Component data from apps and pages
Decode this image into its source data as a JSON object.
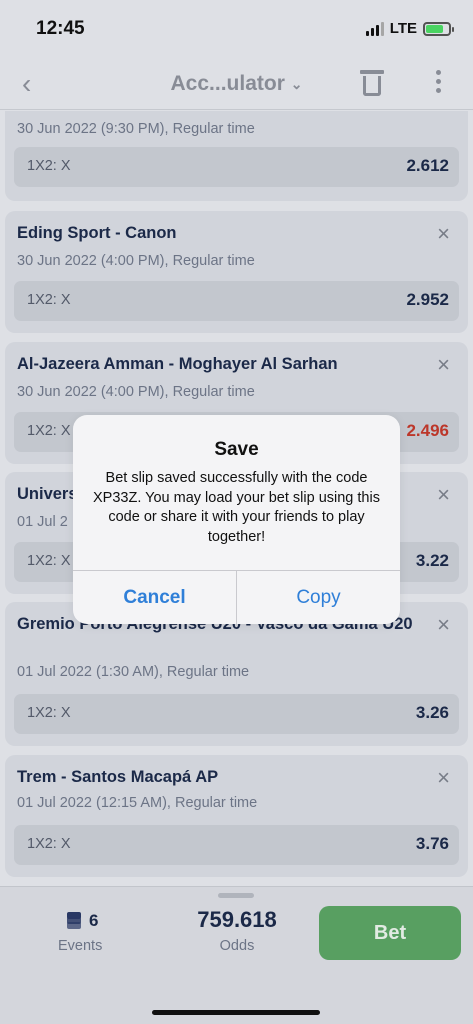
{
  "status_bar": {
    "time": "12:45",
    "network": "LTE"
  },
  "nav": {
    "title": "Acc...ulator",
    "back_glyph": "‹",
    "chevron_glyph": "⌄"
  },
  "bets": [
    {
      "title": "",
      "meta": "30 Jun 2022 (9:30 PM), Regular time",
      "pick": "1X2: X",
      "odds": "2.612"
    },
    {
      "title": "Eding Sport - Canon",
      "meta": "30 Jun 2022 (4:00 PM), Regular time",
      "pick": "1X2: X",
      "odds": "2.952"
    },
    {
      "title": "Al-Jazeera Amman - Moghayer Al Sarhan",
      "meta": "30 Jun 2022 (4:00 PM), Regular time",
      "pick": "1X2: X",
      "odds": "2.496"
    },
    {
      "title": "Univers",
      "meta": "01 Jul 2",
      "pick": "1X2: X",
      "odds": "3.22"
    },
    {
      "title": "Gremio Porto Alegrense U20 - Vasco da Gama U20",
      "meta": "01 Jul 2022 (1:30 AM), Regular time",
      "pick": "1X2: X",
      "odds": "3.26"
    },
    {
      "title": "Trem - Santos Macapá AP",
      "meta": "01 Jul 2022 (12:15 AM), Regular time",
      "pick": "1X2: X",
      "odds": "3.76"
    }
  ],
  "summary": {
    "events_count": "6",
    "events_label": "Events",
    "odds_total": "759.618",
    "odds_label": "Odds",
    "bet_label": "Bet"
  },
  "dialog": {
    "title": "Save",
    "message": "Bet slip saved successfully with the code XP33Z. You may load your bet slip using this code or share it with your friends to play together!",
    "cancel_label": "Cancel",
    "copy_label": "Copy"
  },
  "colors": {
    "accent": "#2f7fd8",
    "bet_button": "#5aa363",
    "odds_highlight": "#c0392b"
  },
  "icons": {
    "close": "×"
  }
}
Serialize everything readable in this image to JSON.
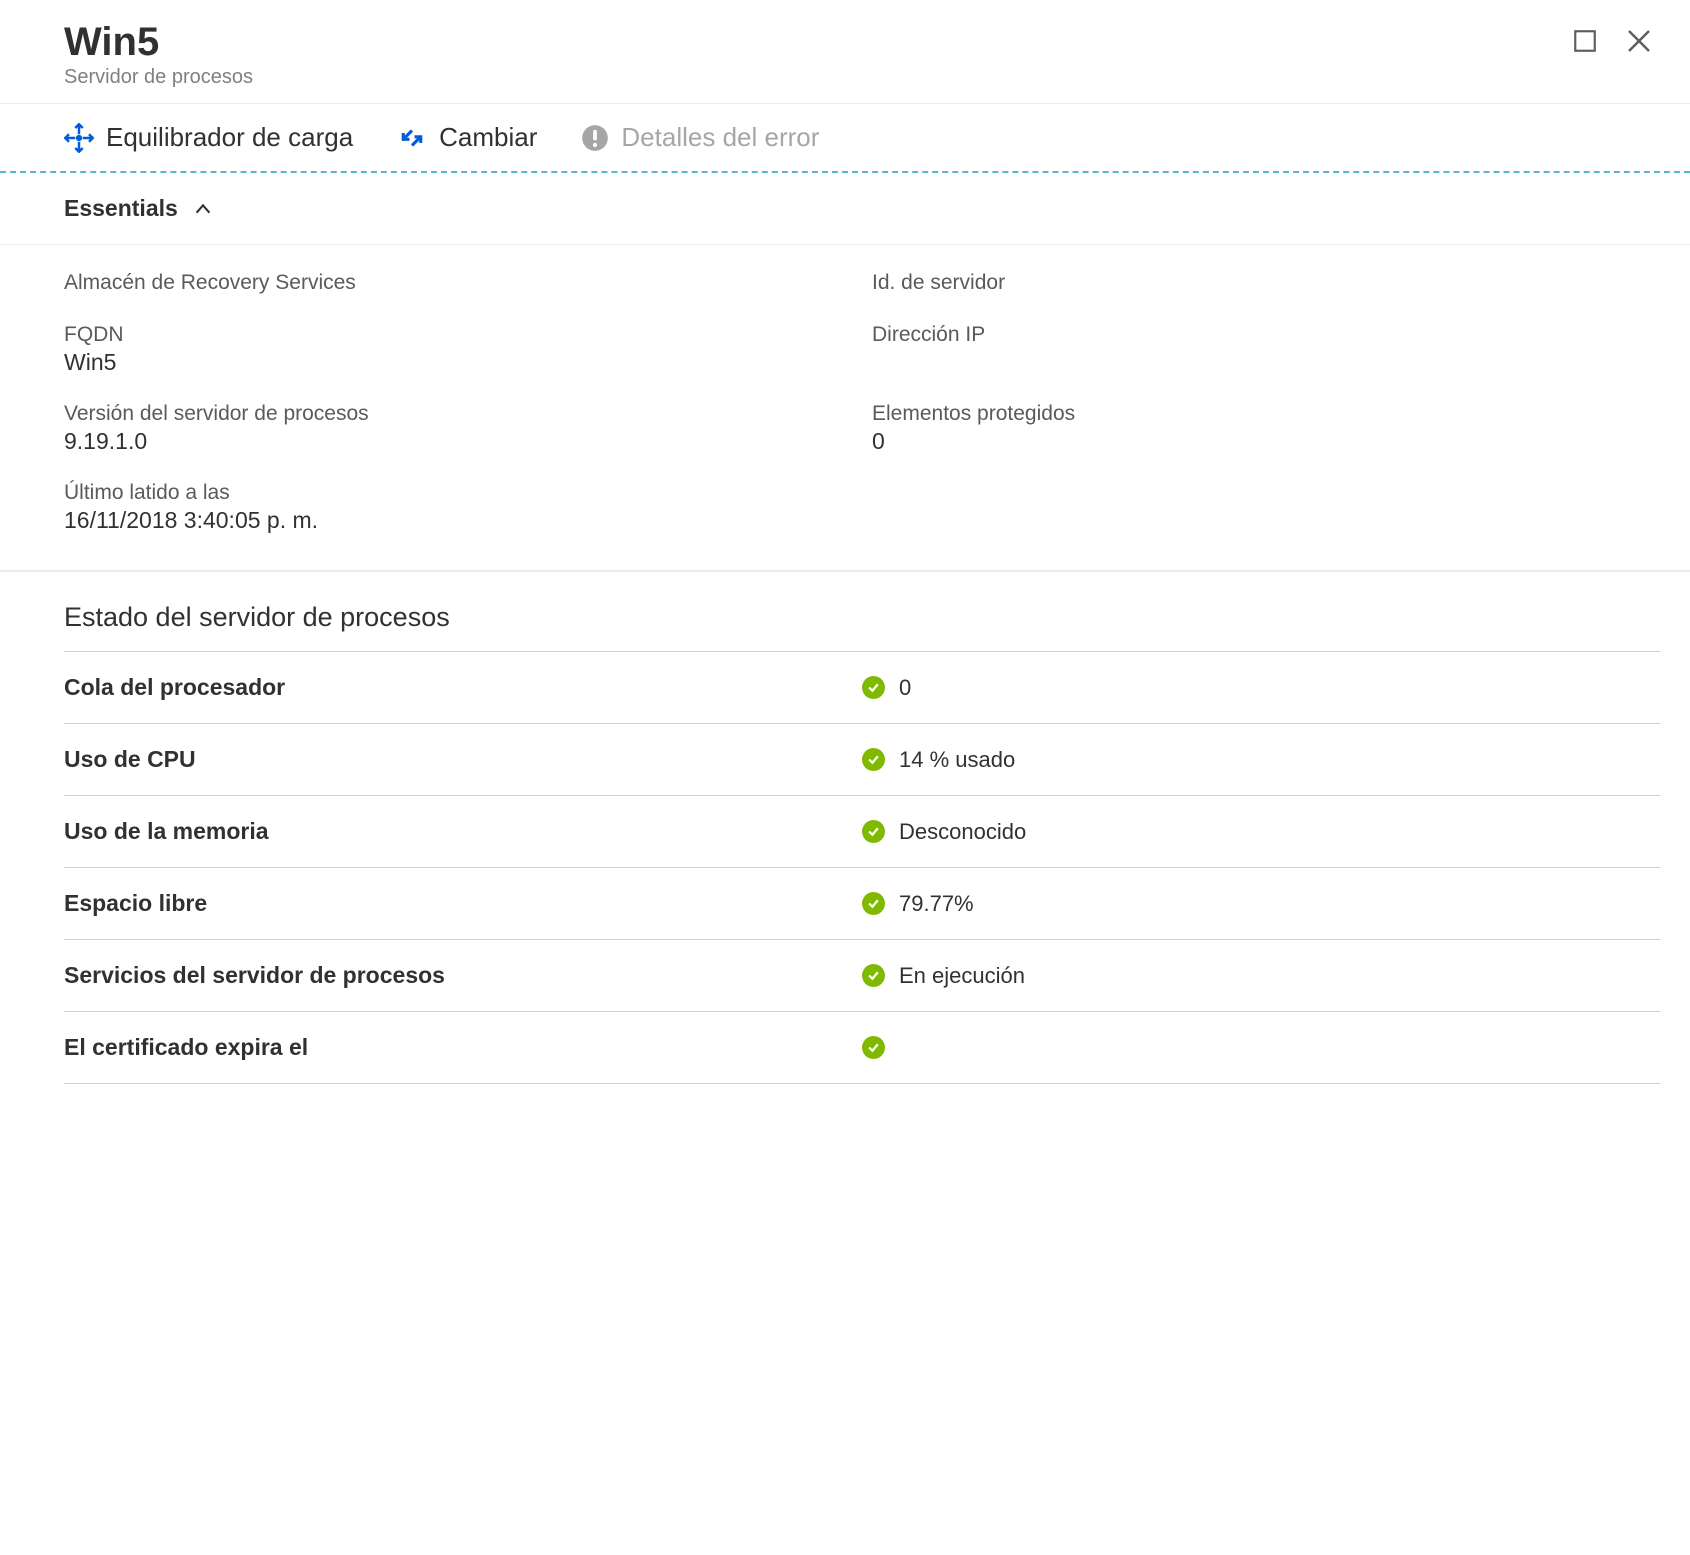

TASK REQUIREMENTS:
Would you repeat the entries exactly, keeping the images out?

SOLUTION:
Decode this image into its source data as a JSON object.
{
  "status_bar": {
    "time": "12:45",
    "network": "LTE"
  },
  "nav": {
    "title": "Acc...ulator",
    "back_glyph": "‹",
    "chevron_glyph": "⌄"
  },
  "bets": [
    {
      "title": "",
      "meta": "30 Jun 2022 (9:30 PM), Regular time",
      "pick": "1X2: X",
      "odds": "2.612"
    },
    {
      "title": "Eding Sport - Canon",
      "meta": "30 Jun 2022 (4:00 PM), Regular time",
      "pick": "1X2: X",
      "odds": "2.952"
    },
    {
      "title": "Al-Jazeera Amman - Moghayer Al Sarhan",
      "meta": "30 Jun 2022 (4:00 PM), Regular time",
      "pick": "1X2: X",
      "odds": "2.496"
    },
    {
      "title": "Univers",
      "meta": "01 Jul 2",
      "pick": "1X2: X",
      "odds": "3.22"
    },
    {
      "title": "Gremio Porto Alegrense U20 - Vasco da Gama U20",
      "meta": "01 Jul 2022 (1:30 AM), Regular time",
      "pick": "1X2: X",
      "odds": "3.26"
    },
    {
      "title": "Trem - Santos Macapá AP",
      "meta": "01 Jul 2022 (12:15 AM), Regular time",
      "pick": "1X2: X",
      "odds": "3.76"
    }
  ],
  "summary": {
    "events_count": "6",
    "events_label": "Events",
    "odds_total": "759.618",
    "odds_label": "Odds",
    "bet_label": "Bet"
  },
  "dialog": {
    "title": "Save",
    "message": "Bet slip saved successfully with the code XP33Z. You may load your bet slip using this code or share it with your friends to play together!",
    "cancel_label": "Cancel",
    "copy_label": "Copy"
  },
  "colors": {
    "accent": "#2f7fd8",
    "bet_button": "#5aa363",
    "odds_highlight": "#c0392b"
  },
  "icons": {
    "close": "×"
  }
}
Serialize everything readable in this image to JSON.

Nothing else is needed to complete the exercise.